The first advertisement for the Bryant's bitters, that I have found, in a 1859 Sacramento newspaper claims that the bitters has the name "pressed on each bottle and cap, and see that the Autograph signature is on the label".
I believe this is the first of the embossed Bryant's Stomach Bitters bottles known in the hobby as "The Cone".
The Bryant's cone is an extremely rare bottle with possibly only three or four known whole undamaged examples in private collections.

In February of 1860 another Sacramento newspaper has an advertisement listed by Meacham and Company for a private auction of 500 cases of Bryant's Stomach Bitters in lots to suit. Five Hundred cases of Bryant's Stomach Bitters! Could these be the Bryant's "Cone" bottles that were tall, narrow and generally a poor design for a bottle that was used daily? Where the heck did these 500 cases of bottles go????
I could not locate any other advertisements for the Bryant's product during the 1860 period until...........

The summer of 1861 in The Sacramento Daily Union has an advertisement for the Bryant's Stomach Bitters with Benjamin Brady, located on California Street, as the agent for the Bryant's product. The advertisement does not mention that the bottle is embossed but does call the product "The Cheapest and Best" and is liberally discounted to the trade.
Could this be the Bryant's Lady's Leg bitters that is believed to be the second of the Bryant's embossed bottles? 
After this 1861 advertisement I can't seem to find any other advertisements for the Bryant's bitters product.
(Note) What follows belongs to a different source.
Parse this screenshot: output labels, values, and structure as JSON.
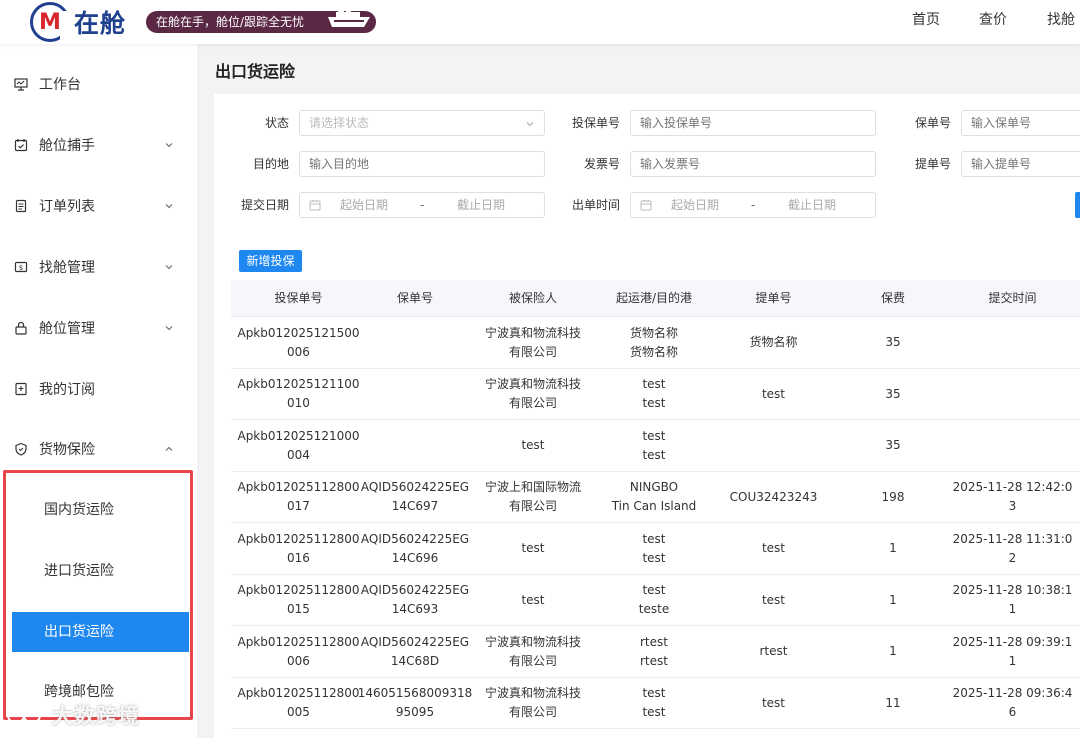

One thing is certain, more research needs to be done on these rare and interesting bitters products.


  1. Nice posting Rick,

    These bottles still have some mystery surrounding them...

    Perhaps the latest newspaper ad actually answers the question as to where those 500 cases went.